You also have to consider that a lot of companies have just recent invested heavily in mono PERC lines, which can be converted only to TOPCon, so many that go into TOPCon will do so to cover their decision to invest in mono PERC just a few quarters ago. Then there are also some TOPCon lines with a lot of investment or sunk investment costs already, and they might be able to produce into the market quite cheaply versus HJT lines.

 

On top of that, we see some really promising developments in perovskite advancement. This might come earlier than expected, maybe even between 2023 and 2024.

 

Do you think the turbulence in supply chain pricing and the strain manufacturers have experienced last year could delay that switch to TOPCon or heterojunction?

 

No, I don’t think so. I think that’s pretty decoupled. While you need higher purity silicon for those types of wafers, which is in turn priced a little bit higher, I think that’s relatively minor so you won’t see delays because of that. It’s pretty obvious the industry already sees these two as the clear next technologies to come up.

 

We’ve recently seen TZS launch a wafer even larger than the M12 210mm size, is there potential for cells, wafers and modules to go much larger than what we’ve seen today?

 

With modules now being something like 3.1 square metres for the utility-scale market, I think we’ve reached a limit. I don’t see modules becoming much bigger than that, especially since there are no optimised solutions for installations. But we are looking into the new 218.2mm wafers and our new factory is prepared for that. The Hefei facility is compatible with wafers up to 230mm. If these are introduced, the slight area increase could equate to a power increase up to 4-5% in comparison with 210mm modules.
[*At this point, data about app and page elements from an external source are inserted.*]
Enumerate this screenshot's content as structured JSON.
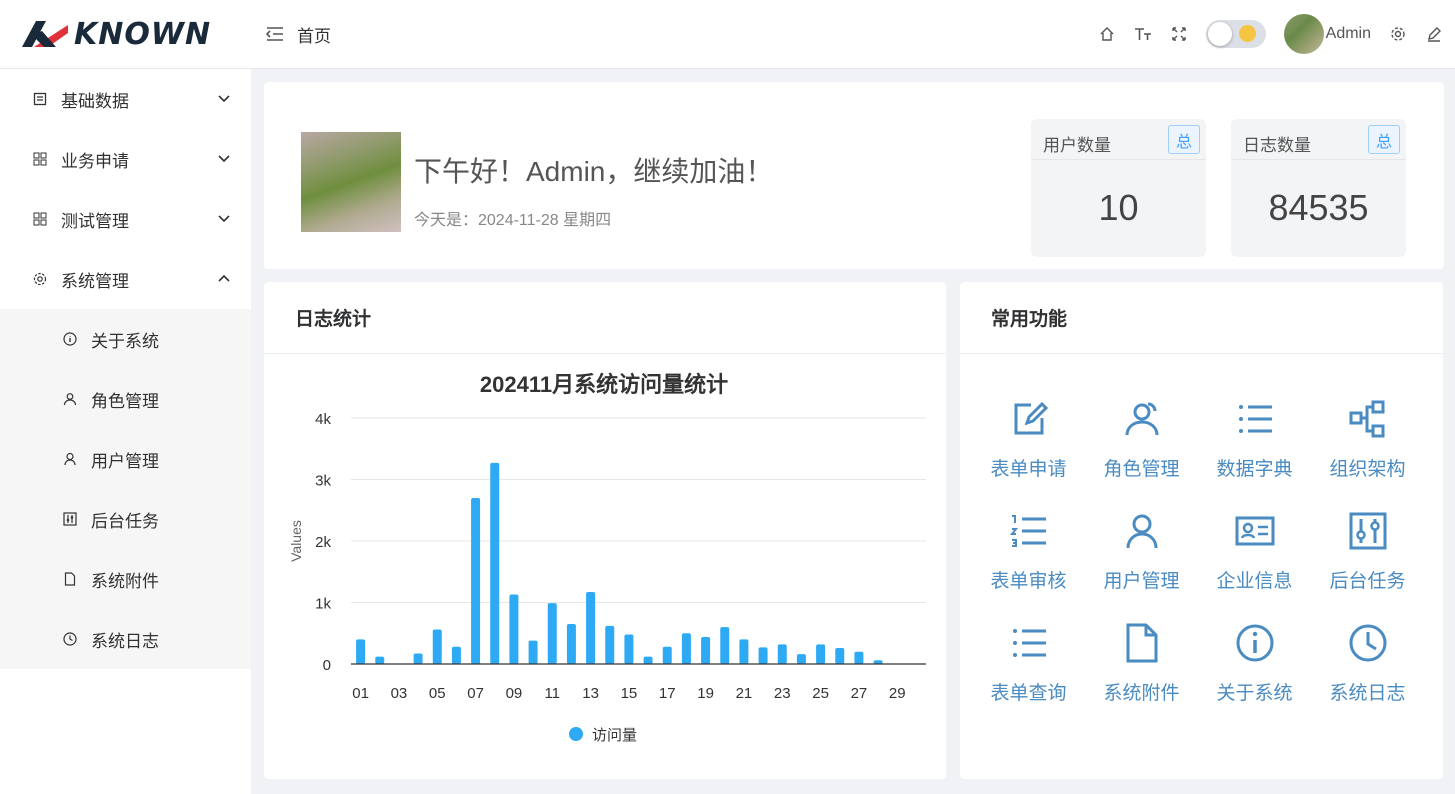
{
  "header": {
    "logo_text": "KNOWN",
    "breadcrumb": "首页",
    "user_name": "Admin"
  },
  "sidebar": {
    "items": [
      {
        "label": "基础数据",
        "icon": "list-icon"
      },
      {
        "label": "业务申请",
        "icon": "grid-icon"
      },
      {
        "label": "测试管理",
        "icon": "grid-icon"
      },
      {
        "label": "系统管理",
        "icon": "gear-icon"
      }
    ],
    "sub_items": [
      {
        "label": "关于系统",
        "icon": "info-icon"
      },
      {
        "label": "角色管理",
        "icon": "users-icon"
      },
      {
        "label": "用户管理",
        "icon": "user-icon"
      },
      {
        "label": "后台任务",
        "icon": "sliders-icon"
      },
      {
        "label": "系统附件",
        "icon": "document-icon"
      },
      {
        "label": "系统日志",
        "icon": "clock-icon"
      }
    ]
  },
  "welcome": {
    "greeting": "下午好！Admin，继续加油！",
    "date": "今天是：2024-11-28 星期四"
  },
  "stats": [
    {
      "label": "用户数量",
      "tag": "总",
      "value": "10"
    },
    {
      "label": "日志数量",
      "tag": "总",
      "value": "84535"
    }
  ],
  "log_card": {
    "title": "日志统计"
  },
  "func_card": {
    "title": "常用功能",
    "items": [
      {
        "label": "表单申请",
        "icon": "edit-icon"
      },
      {
        "label": "角色管理",
        "icon": "users-icon"
      },
      {
        "label": "数据字典",
        "icon": "list-icon"
      },
      {
        "label": "组织架构",
        "icon": "org-icon"
      },
      {
        "label": "表单审核",
        "icon": "ordered-list-icon"
      },
      {
        "label": "用户管理",
        "icon": "user-icon"
      },
      {
        "label": "企业信息",
        "icon": "id-card-icon"
      },
      {
        "label": "后台任务",
        "icon": "sliders-icon"
      },
      {
        "label": "表单查询",
        "icon": "list-icon"
      },
      {
        "label": "系统附件",
        "icon": "document-icon"
      },
      {
        "label": "关于系统",
        "icon": "info-icon"
      },
      {
        "label": "系统日志",
        "icon": "clock-icon"
      }
    ]
  },
  "chart_data": {
    "type": "bar",
    "title": "202411月系统访问量统计",
    "ylabel": "Values",
    "ylim": [
      0,
      4000
    ],
    "yticks": [
      "0",
      "1k",
      "2k",
      "3k",
      "4k"
    ],
    "categories": [
      "01",
      "02",
      "03",
      "04",
      "05",
      "06",
      "07",
      "08",
      "09",
      "10",
      "11",
      "12",
      "13",
      "14",
      "15",
      "16",
      "17",
      "18",
      "19",
      "20",
      "21",
      "22",
      "23",
      "24",
      "25",
      "26",
      "27",
      "28",
      "29",
      "30"
    ],
    "xtick_labels": [
      "01",
      "03",
      "05",
      "07",
      "09",
      "11",
      "13",
      "15",
      "17",
      "19",
      "21",
      "23",
      "25",
      "27",
      "29"
    ],
    "series": [
      {
        "name": "访问量",
        "color": "#2eaaf5",
        "values": [
          400,
          120,
          0,
          170,
          560,
          280,
          2700,
          3270,
          1130,
          380,
          990,
          650,
          1170,
          620,
          480,
          120,
          280,
          500,
          440,
          600,
          400,
          270,
          320,
          160,
          320,
          260,
          200,
          60,
          0,
          0
        ]
      }
    ],
    "legend": "bottom-center"
  }
}
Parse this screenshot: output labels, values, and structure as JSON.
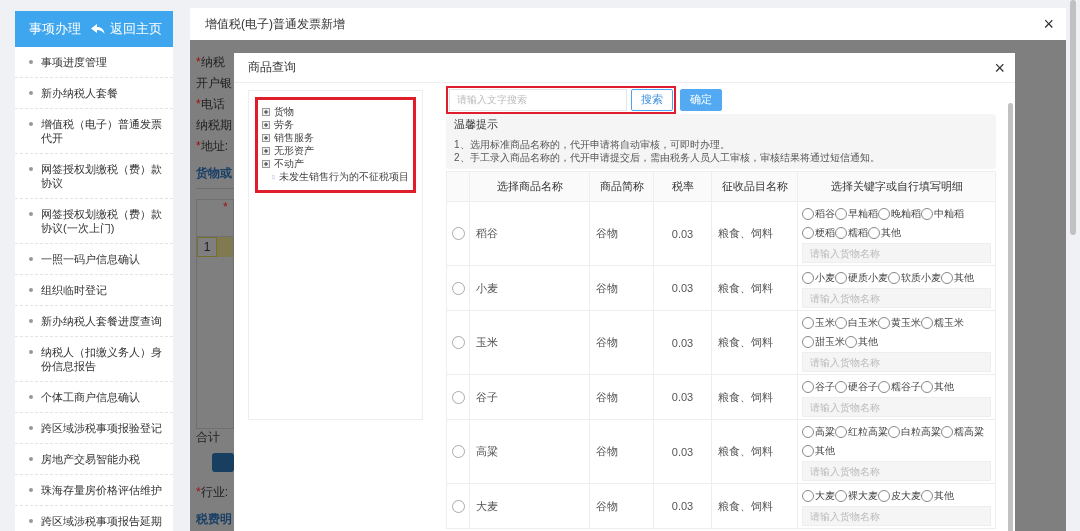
{
  "sidebar": {
    "title": "事项办理",
    "back_link": "返回主页",
    "items": [
      {
        "label": "事项进度管理"
      },
      {
        "label": "新办纳税人套餐"
      },
      {
        "label": "增值税（电子）普通发票代开"
      },
      {
        "label": "网签授权划缴税（费）款协议"
      },
      {
        "label": "网签授权划缴税（费）款协议(一次上门)"
      },
      {
        "label": "一照一码户信息确认"
      },
      {
        "label": "组织临时登记"
      },
      {
        "label": "新办纳税人套餐进度查询"
      },
      {
        "label": "纳税人（扣缴义务人）身份信息报告"
      },
      {
        "label": "个体工商户信息确认"
      },
      {
        "label": "跨区域涉税事项报验登记"
      },
      {
        "label": "房地产交易智能办税"
      },
      {
        "label": "珠海存量房价格评估维护"
      },
      {
        "label": "跨区域涉税事项报告延期"
      }
    ]
  },
  "main": {
    "title": "增值税(电子)普通发票新增",
    "close": "×",
    "background_form": [
      {
        "kind": "label",
        "mark": "*",
        "text": "纳税"
      },
      {
        "kind": "label",
        "text": "开户银"
      },
      {
        "kind": "label",
        "mark": "*",
        "text": "电话"
      },
      {
        "kind": "label",
        "text": "纳税期"
      },
      {
        "kind": "label",
        "mark": "*",
        "text": "地址:"
      },
      {
        "kind": "section",
        "text": "货物或"
      },
      {
        "kind": "table",
        "mark": "*",
        "row_number": "1"
      },
      {
        "kind": "total",
        "text": "合计"
      },
      {
        "kind": "button"
      },
      {
        "kind": "label",
        "mark": "*",
        "text": "行业:"
      },
      {
        "kind": "section",
        "text": "税费明"
      }
    ]
  },
  "modal": {
    "title": "商品查询",
    "close": "×",
    "tree_highlighted": true,
    "tree": [
      {
        "kind": "branch",
        "label": "货物",
        "expanded": false
      },
      {
        "kind": "branch",
        "label": "劳务",
        "expanded": false
      },
      {
        "kind": "branch",
        "label": "销售服务",
        "expanded": false
      },
      {
        "kind": "branch",
        "label": "无形资产",
        "expanded": false
      },
      {
        "kind": "branch",
        "label": "不动产",
        "expanded": false
      },
      {
        "kind": "leaf",
        "label": "未发生销售行为的不征税项目",
        "expanded": false
      }
    ],
    "search": {
      "placeholder": "请输入文字搜索",
      "highlighted": true
    },
    "buttons": [
      {
        "label": "搜索",
        "kind": "outline"
      },
      {
        "label": "确定",
        "kind": "primary"
      }
    ],
    "tips": {
      "title": "温馨提示",
      "lines": [
        "1、选用标准商品名称的，代开申请将自动审核，可即时办理。",
        "2、手工录入商品名称的，代开申请提交后，需由税务人员人工审核，审核结果将通过短信通知。"
      ]
    },
    "table": {
      "columns": [
        "选择商品名称",
        "商品简称",
        "税率",
        "征收品目名称",
        "选择关键字或自行填写明细"
      ],
      "rows": [
        {
          "selected": false,
          "name": "稻谷",
          "abbr": "谷物",
          "rate": "0.03",
          "category": "粮食、饲料",
          "options": [
            {
              "label": "稻谷",
              "selected": false
            },
            {
              "label": "早籼稻",
              "selected": false
            },
            {
              "label": "晚籼稻",
              "selected": false
            },
            {
              "label": "中籼稻",
              "selected": false
            },
            {
              "label": "粳稻",
              "selected": false
            },
            {
              "label": "糯稻",
              "selected": false
            },
            {
              "label": "其他",
              "selected": false
            }
          ],
          "placeholder": "请输入货物名称"
        },
        {
          "selected": false,
          "name": "小麦",
          "abbr": "谷物",
          "rate": "0.03",
          "category": "粮食、饲料",
          "options": [
            {
              "label": "小麦",
              "selected": false
            },
            {
              "label": "硬质小麦",
              "selected": false
            },
            {
              "label": "软质小麦",
              "selected": false
            },
            {
              "label": "其他",
              "selected": false
            }
          ],
          "placeholder": "请输入货物名称"
        },
        {
          "selected": false,
          "name": "玉米",
          "abbr": "谷物",
          "rate": "0.03",
          "category": "粮食、饲料",
          "options": [
            {
              "label": "玉米",
              "selected": false
            },
            {
              "label": "白玉米",
              "selected": false
            },
            {
              "label": "黄玉米",
              "selected": false
            },
            {
              "label": "糯玉米",
              "selected": false
            },
            {
              "label": "甜玉米",
              "selected": false
            },
            {
              "label": "其他",
              "selected": false
            }
          ],
          "placeholder": "请输入货物名称"
        },
        {
          "selected": false,
          "name": "谷子",
          "abbr": "谷物",
          "rate": "0.03",
          "category": "粮食、饲料",
          "options": [
            {
              "label": "谷子",
              "selected": false
            },
            {
              "label": "硬谷子",
              "selected": false
            },
            {
              "label": "糯谷子",
              "selected": false
            },
            {
              "label": "其他",
              "selected": false
            }
          ],
          "placeholder": "请输入货物名称"
        },
        {
          "selected": false,
          "name": "高粱",
          "abbr": "谷物",
          "rate": "0.03",
          "category": "粮食、饲料",
          "options": [
            {
              "label": "高粱",
              "selected": false
            },
            {
              "label": "红粒高粱",
              "selected": false
            },
            {
              "label": "白粒高粱",
              "selected": false
            },
            {
              "label": "糯高粱",
              "selected": false
            },
            {
              "label": "其他",
              "selected": false
            }
          ],
          "placeholder": "请输入货物名称"
        },
        {
          "selected": false,
          "name": "大麦",
          "abbr": "谷物",
          "rate": "0.03",
          "category": "粮食、饲料",
          "options": [
            {
              "label": "大麦",
              "selected": false
            },
            {
              "label": "裸大麦",
              "selected": false
            },
            {
              "label": "皮大麦",
              "selected": false
            },
            {
              "label": "其他",
              "selected": false
            }
          ],
          "placeholder": "请输入货物名称"
        }
      ]
    }
  }
}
At the same time, the new vertical packaging technology makes full use of the container space to reduce logistics costs.